*** Opening of Data extract ***
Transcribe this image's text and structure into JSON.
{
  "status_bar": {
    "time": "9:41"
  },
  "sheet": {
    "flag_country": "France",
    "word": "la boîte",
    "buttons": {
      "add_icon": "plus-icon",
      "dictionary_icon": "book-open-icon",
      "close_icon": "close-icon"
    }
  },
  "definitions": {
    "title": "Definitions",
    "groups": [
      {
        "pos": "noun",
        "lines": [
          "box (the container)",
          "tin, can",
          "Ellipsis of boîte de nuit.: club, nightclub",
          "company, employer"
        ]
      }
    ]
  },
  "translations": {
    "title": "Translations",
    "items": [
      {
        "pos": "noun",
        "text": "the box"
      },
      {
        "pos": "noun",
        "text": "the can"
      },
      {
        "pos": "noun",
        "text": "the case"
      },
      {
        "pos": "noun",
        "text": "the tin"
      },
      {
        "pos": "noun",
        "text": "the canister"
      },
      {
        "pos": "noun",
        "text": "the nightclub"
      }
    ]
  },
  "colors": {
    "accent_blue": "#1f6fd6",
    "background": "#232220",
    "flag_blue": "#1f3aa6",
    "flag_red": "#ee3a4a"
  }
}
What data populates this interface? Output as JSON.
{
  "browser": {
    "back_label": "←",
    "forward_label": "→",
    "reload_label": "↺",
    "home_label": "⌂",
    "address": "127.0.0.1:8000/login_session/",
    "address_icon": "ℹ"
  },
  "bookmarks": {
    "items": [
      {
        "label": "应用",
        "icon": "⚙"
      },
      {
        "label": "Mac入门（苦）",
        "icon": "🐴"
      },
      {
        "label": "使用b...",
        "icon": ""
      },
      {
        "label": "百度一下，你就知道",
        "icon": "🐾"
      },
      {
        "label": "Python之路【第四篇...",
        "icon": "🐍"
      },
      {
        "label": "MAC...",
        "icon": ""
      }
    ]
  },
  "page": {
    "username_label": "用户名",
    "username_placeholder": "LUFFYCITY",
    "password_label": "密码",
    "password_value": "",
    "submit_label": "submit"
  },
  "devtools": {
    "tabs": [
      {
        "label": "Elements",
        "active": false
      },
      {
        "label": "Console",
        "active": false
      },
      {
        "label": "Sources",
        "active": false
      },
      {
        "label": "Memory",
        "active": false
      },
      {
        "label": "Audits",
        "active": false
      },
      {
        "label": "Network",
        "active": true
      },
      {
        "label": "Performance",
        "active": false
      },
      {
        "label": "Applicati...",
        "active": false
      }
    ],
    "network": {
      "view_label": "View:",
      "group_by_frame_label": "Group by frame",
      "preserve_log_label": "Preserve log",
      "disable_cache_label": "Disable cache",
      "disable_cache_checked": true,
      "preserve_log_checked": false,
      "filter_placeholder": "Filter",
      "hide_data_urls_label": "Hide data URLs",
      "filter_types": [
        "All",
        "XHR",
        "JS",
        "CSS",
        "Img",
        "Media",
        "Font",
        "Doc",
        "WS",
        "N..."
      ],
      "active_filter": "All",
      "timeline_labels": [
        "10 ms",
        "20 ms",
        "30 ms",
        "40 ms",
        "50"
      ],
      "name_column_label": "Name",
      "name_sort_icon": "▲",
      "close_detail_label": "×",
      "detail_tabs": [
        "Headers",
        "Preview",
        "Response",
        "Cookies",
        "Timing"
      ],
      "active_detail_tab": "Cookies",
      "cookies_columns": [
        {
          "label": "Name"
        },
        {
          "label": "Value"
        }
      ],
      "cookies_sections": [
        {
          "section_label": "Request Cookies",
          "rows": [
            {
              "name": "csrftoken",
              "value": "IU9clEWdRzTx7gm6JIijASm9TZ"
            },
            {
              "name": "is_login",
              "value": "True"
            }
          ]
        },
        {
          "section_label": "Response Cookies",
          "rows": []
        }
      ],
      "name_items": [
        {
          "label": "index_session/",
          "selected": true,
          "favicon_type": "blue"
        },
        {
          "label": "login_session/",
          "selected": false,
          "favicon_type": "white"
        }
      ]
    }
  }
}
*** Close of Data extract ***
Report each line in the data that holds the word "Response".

§ Solution for this task:
        "Response",
          "section_label": "Response Cookies",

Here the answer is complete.